The Burning Secret (PG', Cannon Shaftesbury Avenue)
Stefan Zweig, who died in 1942 and was extremely famous in his day, is now as unread as if he had been dead for centur- ies. His psychological studies of historical figures do not suit the intellectual fashion, and his particular strain of idealism seems to have vanished from Europe. But his fiction has been taken up by film critics during the last fortnight, and as an instant expert I am able to report that the short story on which Andrew Birkin's film is based is a plodding affair, in which Zweig examines at gloomy and scrupulous length the awakening sexual feelings of a con- fused adolescent. Modern writers would dispose of the subject more subtly and at half the length, and so, with no pressing need to be reverent about the text, you look to the cinema for an imaginative and lively reworking.
We have a fraught love-hate triangle:
mother, 12-year-old son, would-be lover— and the drama is played out in a mountain resort where the boy has been taken to recover his health. The action has been moved back from the Thirties to 1919; a large phallic watchtower has been placed in view, as if the doctrines of Freud were to be explained in comic-strip form. The ardent Austrian Jewess of Zweig's story is replaced by a chilly and fur-draped Amer- ican, played by Faye Dunaway. Zweig's callow, selfish young baron, alert for a sexual opportunity to relieve his holiday boredom, becomes in the person of Klaus- Maria Brandauer a sinister charmer, fasci- nating the young boy with his stories of the first world war. Tramping through the snowy landscape with the child in tow, showing off the wonders of his gleaming motor car, he uses his friendship with the child to insinuate himself into the company of the mother, causing turmoil the while in Edmund's juvenile heart. In the end, Edmund is sharply enlightened about the Baron's motives; he begins his rest-cure a child subject to his mother's whims, and ends with an adult secret in his possession and his mother's reputation in his hands.
David Eberts is outstandingly good as the child; but the way that Edmund's character has been handled is largely re- sponsible for the lack of period feel. Zweig's boy is constantly told to be seen and not heard; he is desperate for adults to take notice of him, and we wish for him that he will grow up as soon as possible and leave his painful state behind. Birkin's child is a modern teenager, a handsome little egotist who expects adults to fall in with his wishes and keep him entertained.
The story proceeds at a sedate pace; you admire the costumes and the photography. Just as you are putting it down as sensitive and predictable, a question intrudes itself: why are a couple of the performances so rivetingly bad? Ian Richardson plays the white-haired diplomat father, left behind in Vienna; he plays him with such exagger- ated clipped stiffness and rectitude that John Cleese in his heyday springs to mind, and one cannot escape the feeling that the role is so unrewarding that Richardson is just being silly to pass the time.

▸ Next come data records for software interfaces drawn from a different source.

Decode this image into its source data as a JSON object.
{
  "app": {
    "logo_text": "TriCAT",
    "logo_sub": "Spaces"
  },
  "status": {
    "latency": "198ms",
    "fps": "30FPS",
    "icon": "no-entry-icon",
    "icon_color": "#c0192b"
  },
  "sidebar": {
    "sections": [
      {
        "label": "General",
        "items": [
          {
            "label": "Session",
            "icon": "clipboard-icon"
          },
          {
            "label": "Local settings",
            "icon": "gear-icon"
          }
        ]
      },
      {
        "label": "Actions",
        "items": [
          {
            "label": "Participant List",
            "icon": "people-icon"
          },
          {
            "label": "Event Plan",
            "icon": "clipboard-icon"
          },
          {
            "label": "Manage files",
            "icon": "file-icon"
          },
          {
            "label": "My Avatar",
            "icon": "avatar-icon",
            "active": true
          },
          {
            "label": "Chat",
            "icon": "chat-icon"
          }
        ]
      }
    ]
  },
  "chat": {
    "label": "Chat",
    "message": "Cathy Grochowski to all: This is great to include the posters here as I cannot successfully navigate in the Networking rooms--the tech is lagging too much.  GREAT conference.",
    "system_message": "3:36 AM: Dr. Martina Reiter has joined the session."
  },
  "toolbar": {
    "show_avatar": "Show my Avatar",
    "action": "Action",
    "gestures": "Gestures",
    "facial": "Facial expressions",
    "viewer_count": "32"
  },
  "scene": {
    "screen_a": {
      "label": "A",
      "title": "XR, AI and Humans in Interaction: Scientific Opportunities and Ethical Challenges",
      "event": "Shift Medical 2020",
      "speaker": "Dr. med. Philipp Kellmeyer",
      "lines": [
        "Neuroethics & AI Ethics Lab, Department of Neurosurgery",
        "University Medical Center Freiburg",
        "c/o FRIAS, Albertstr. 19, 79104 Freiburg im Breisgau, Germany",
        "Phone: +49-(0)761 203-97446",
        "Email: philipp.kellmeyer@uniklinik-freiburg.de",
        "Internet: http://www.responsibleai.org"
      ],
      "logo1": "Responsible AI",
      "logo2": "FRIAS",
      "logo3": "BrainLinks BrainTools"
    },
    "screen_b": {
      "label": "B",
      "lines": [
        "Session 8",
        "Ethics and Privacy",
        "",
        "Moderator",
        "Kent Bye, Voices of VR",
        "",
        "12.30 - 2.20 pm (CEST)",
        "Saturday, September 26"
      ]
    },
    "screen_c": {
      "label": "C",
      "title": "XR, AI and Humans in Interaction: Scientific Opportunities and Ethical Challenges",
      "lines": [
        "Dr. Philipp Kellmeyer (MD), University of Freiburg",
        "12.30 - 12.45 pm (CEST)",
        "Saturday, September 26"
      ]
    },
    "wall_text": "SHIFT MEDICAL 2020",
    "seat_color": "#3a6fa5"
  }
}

The chief culprit, though, is Faye Dun- away, who looks pained throughout. She has little choice: it is a matter of physiog- nomy. One supposes an actress must make do with the contours into which life has arranged her face; for surely, no one would pay good money for those cheek-bones? When she has to deliver a line which contains an abstract notion — or indeed, anything more complicated than a straight hello — it drops from her mouth as if it were engraved on a lead pellet. When she wants to indicate passion, she gives her bosom a little heave. There is a new zombie film in town, called The Serpent and the Rainbow; I haven't seen it, but it would be surprising if it does not contain some livelier acting than this.